Because he is allowing himself to be handcuffed.
Superman could kill every one of these soldiers, dismantle the handcuffs into a zillion pieces, and fly all the way to mars before you blink. So, he is doing one of two things. One, he may have broken the law through some kind of moral dilemma — perhaps he damaged property in order to save some victim or to stop some villain. Two, he understands that humans will fear him, and he wants to show them that he will play by their rules. Essentially, he’s showing respect for his chosen home.
So, then, we have the basic theme in the time it’s taken to truly look at one poster. But, what kind of plot will they use to show and stress this theme? The theme of Superman, an outsider, using his power to protect those he wishes to join despite their rejection and fear; thus becoming their shining example.
But there is the plot to consider and this poster may or may not illustrate too much. But watch the newest trailer and it clears up a bit.
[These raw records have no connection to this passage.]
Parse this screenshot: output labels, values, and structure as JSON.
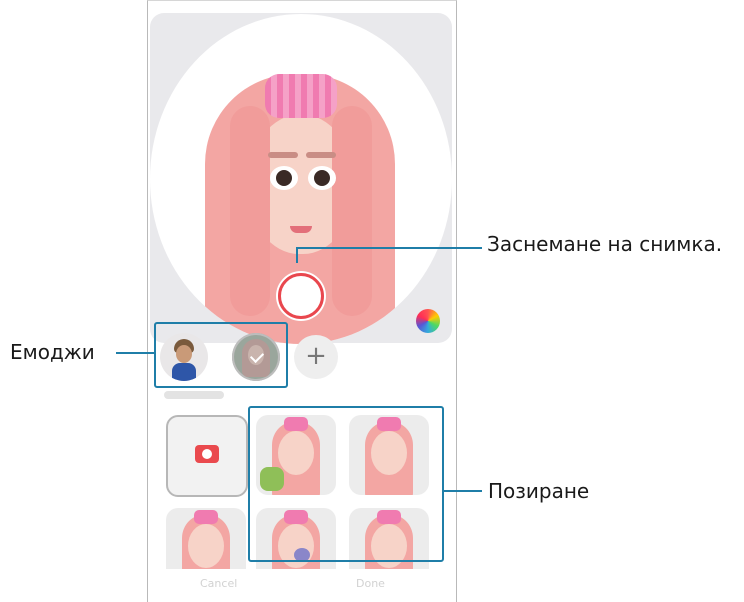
{
  "callouts": {
    "capture": "Заснемане на снимка.",
    "emoji": "Емоджи",
    "pose": "Позиране"
  },
  "emoji_bar": {
    "add": "+"
  },
  "bottom": {
    "cancel": "Cancel",
    "done": "Done"
  },
  "colors": {
    "capture_ring": "#e9474e",
    "callout": "#1f7ea8",
    "camera_icon": "#ea4a4e",
    "hair": "#f3a6a3"
  },
  "icons": [
    "color-palette-icon",
    "camera-icon",
    "plus-icon"
  ]
}
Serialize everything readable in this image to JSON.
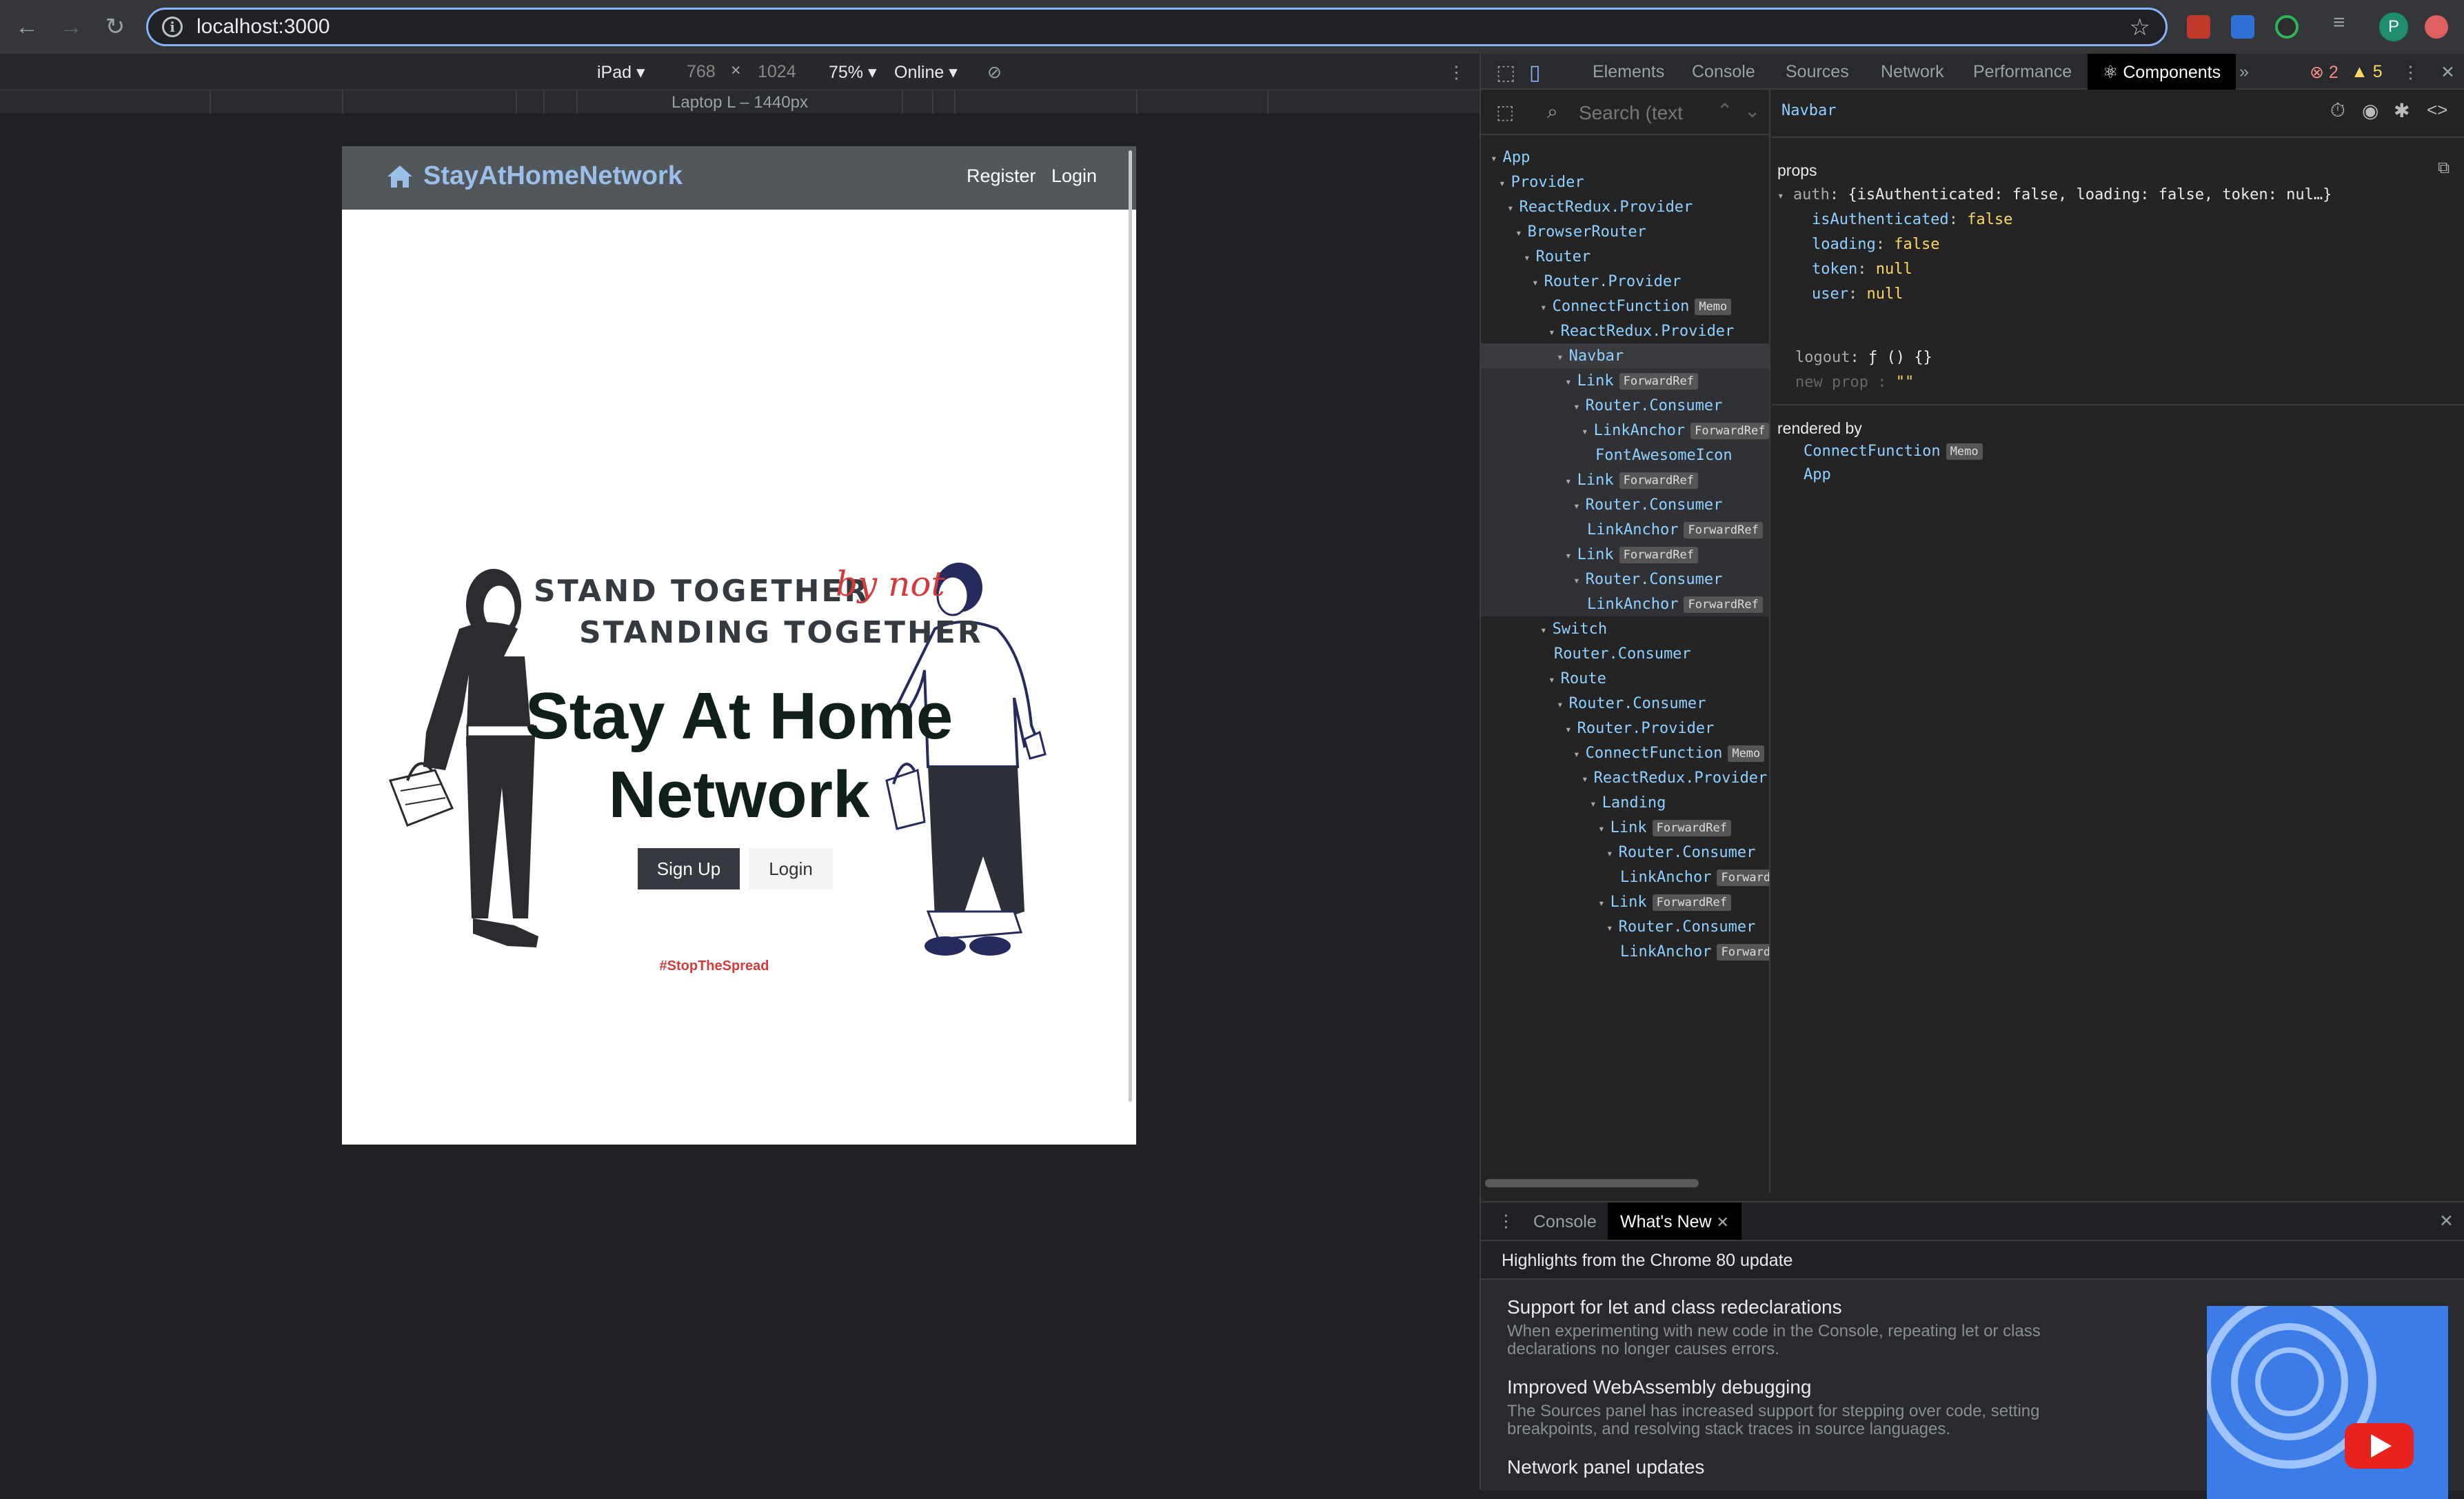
{
  "browser": {
    "url": "localhost:3000",
    "avatar_letter": "P"
  },
  "device_toolbar": {
    "device": "iPad ▾",
    "width": "768",
    "times": "×",
    "height": "1024",
    "zoom": "75% ▾",
    "network": "Online ▾",
    "ruler_label": "Laptop L – 1440px"
  },
  "site": {
    "brand": "StayAtHomeNetwork",
    "nav_register": "Register",
    "nav_login": "Login",
    "stand_line1": "STAND TOGETHER",
    "by_not": "by not",
    "stand_line2": "STANDING TOGETHER",
    "title_line1": "Stay At Home",
    "title_line2": "Network",
    "signup": "Sign Up",
    "login": "Login",
    "hashtag": "#StopTheSpread"
  },
  "devtools": {
    "tabs": [
      "Elements",
      "Console",
      "Sources",
      "Network",
      "Performance",
      "Components"
    ],
    "active_tab": "Components",
    "errors": "2",
    "warnings": "5",
    "search_placeholder": "Search (text",
    "selected_component": "Navbar",
    "tree": [
      {
        "label": "App",
        "indent": 0,
        "badge": ""
      },
      {
        "label": "Provider",
        "indent": 1,
        "badge": ""
      },
      {
        "label": "ReactRedux.Provider",
        "indent": 2,
        "badge": ""
      },
      {
        "label": "BrowserRouter",
        "indent": 3,
        "badge": ""
      },
      {
        "label": "Router",
        "indent": 4,
        "badge": ""
      },
      {
        "label": "Router.Provider",
        "indent": 5,
        "badge": ""
      },
      {
        "label": "ConnectFunction",
        "indent": 6,
        "badge": "Memo"
      },
      {
        "label": "ReactRedux.Provider",
        "indent": 7,
        "badge": ""
      },
      {
        "label": "Navbar",
        "indent": 8,
        "badge": ""
      },
      {
        "label": "Link",
        "indent": 9,
        "badge": "ForwardRef"
      },
      {
        "label": "Router.Consumer",
        "indent": 10,
        "badge": ""
      },
      {
        "label": "LinkAnchor",
        "indent": 11,
        "badge": "ForwardRef"
      },
      {
        "label": "FontAwesomeIcon",
        "indent": 12,
        "badge": ""
      },
      {
        "label": "Link",
        "indent": 9,
        "badge": "ForwardRef"
      },
      {
        "label": "Router.Consumer",
        "indent": 10,
        "badge": ""
      },
      {
        "label": "LinkAnchor",
        "indent": 11,
        "badge": "ForwardRef"
      },
      {
        "label": "Link",
        "indent": 9,
        "badge": "ForwardRef"
      },
      {
        "label": "Router.Consumer",
        "indent": 10,
        "badge": ""
      },
      {
        "label": "LinkAnchor",
        "indent": 11,
        "badge": "ForwardRef"
      },
      {
        "label": "Switch",
        "indent": 6,
        "badge": ""
      },
      {
        "label": "Router.Consumer",
        "indent": 7,
        "badge": ""
      },
      {
        "label": "Route",
        "indent": 7,
        "badge": ""
      },
      {
        "label": "Router.Consumer",
        "indent": 8,
        "badge": ""
      },
      {
        "label": "Router.Provider",
        "indent": 9,
        "badge": ""
      },
      {
        "label": "ConnectFunction",
        "indent": 10,
        "badge": "Memo"
      },
      {
        "label": "ReactRedux.Provider",
        "indent": 11,
        "badge": ""
      },
      {
        "label": "Landing",
        "indent": 12,
        "badge": ""
      },
      {
        "label": "Link",
        "indent": 13,
        "badge": "ForwardRef"
      },
      {
        "label": "Router.Consumer",
        "indent": 14,
        "badge": ""
      },
      {
        "label": "LinkAnchor",
        "indent": 15,
        "badge": "ForwardRef"
      },
      {
        "label": "Link",
        "indent": 13,
        "badge": "ForwardRef"
      },
      {
        "label": "Router.Consumer",
        "indent": 14,
        "badge": ""
      },
      {
        "label": "LinkAnchor",
        "indent": 15,
        "badge": "ForwardRef"
      }
    ],
    "props_title": "props",
    "props": {
      "auth_summary": "{isAuthenticated: false, loading: false, token: nul…}",
      "rows": [
        {
          "key": "isAuthenticated",
          "value": "false"
        },
        {
          "key": "loading",
          "value": "false"
        },
        {
          "key": "token",
          "value": "null"
        },
        {
          "key": "user",
          "value": "null"
        }
      ],
      "logout_key": "logout",
      "logout_value": "ƒ () {}",
      "new_prop": "new prop",
      "new_prop_value": "\"\""
    },
    "rendered_by_title": "rendered by",
    "rendered_by": [
      "ConnectFunction",
      "App"
    ],
    "rendered_by_badge": "Memo"
  },
  "drawer": {
    "tabs": [
      "Console",
      "What's New"
    ],
    "active_tab": "What's New",
    "highlights": "Highlights from the Chrome 80 update",
    "items": [
      {
        "title": "Support for let and class redeclarations",
        "desc": "When experimenting with new code in the Console, repeating let or class declarations no longer causes errors."
      },
      {
        "title": "Improved WebAssembly debugging",
        "desc": "The Sources panel has increased support for stepping over code, setting breakpoints, and resolving stack traces in source languages."
      },
      {
        "title": "Network panel updates",
        "desc": ""
      }
    ]
  },
  "colors": {
    "accent_blue": "#8ab4f8",
    "brand_blue": "#8ab4e4",
    "tag_red": "#d43a3a",
    "nav_dark": "#343a40"
  }
}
Superman will likely do some travels to see the world he wants to join. One, to see if he really belongs. Two, to see why it’s worth belonging here. This is after an unusual childhood where he has to constantly fight his nature in order to fit in.
After this, there aren’t many tangible clues out there in the form of trailers or interviews about Man of Steel. It’s tight-lipped. But the Kryptonian General Zod is the villain, and he’s played by Michael Shannon, an actor who is probably the best there is right now at portraying a character with every ounce of his being. The man commits. He does not hold back.
So, he will possibly be the impetus for Superman revealing himself. He will be the Super-man as defined by Nietzsche, and Superman will put his soul searching to the test. Although, it would be better if that scene in the poster comes before Zod does. That would make the choice to protect humanity all the more noble, because there are reasons to look the other way.
I think that might be the key. Nolan said the story will be relevant. Well, look what’s happening right now. We’re at war in the Middle East. We have immigrants here who ran from those we fight. But we look at them all as equals in evil. We don’t see the individuality or humanity in them. Echoes the same era Siegel and Shuster lived through, doesn’t it? And did I see a desert scene with American troops and reporter Lois Lane talking to Superman? Could that desert behind them be Middle Eastern? Why would a reporter be there? Perhaps as a war corespondent…
My reasoning is that Clark Kent is with Lois overseas as a corespondent. Somehow I don’t see an invulnerable man being content to cover city council elections. There, he sees something wrong that he believes he can fix. That is his reveal. And he’s arrested for it. Because we’re at war, and we have trouble trusting that the God-like being in front of us is on our side. So we detain him and while we do that, we meet another God-like being, but he’s definitely not on our side. It’s Zod. So, Superman is either released or breaks out (much more exciting) to protect his captors. And this ending, with Superman saving us but also intertwining himself with the same race that attacks humanity, would lay the groundwork nicely for a Mr. Luthor to make the case that he can’t be trusted in the sequel.
If “Man of Steel” is done this way, it could revitalize Superman and show why his character is so enduring. You see, Superman isn’t just faster or stronger than humans. He’s also better at being human.
- The Shining – Fictionphile Podcast #23 - October 19, 2020
- Away VFX Artists Talk Details of the Netflix Series’ Zero G Visuals - September 16, 2020
- Project Power VFX Artists Share How They Pulled Off the Netflix Original’s Superb Visuals - September 7, 2020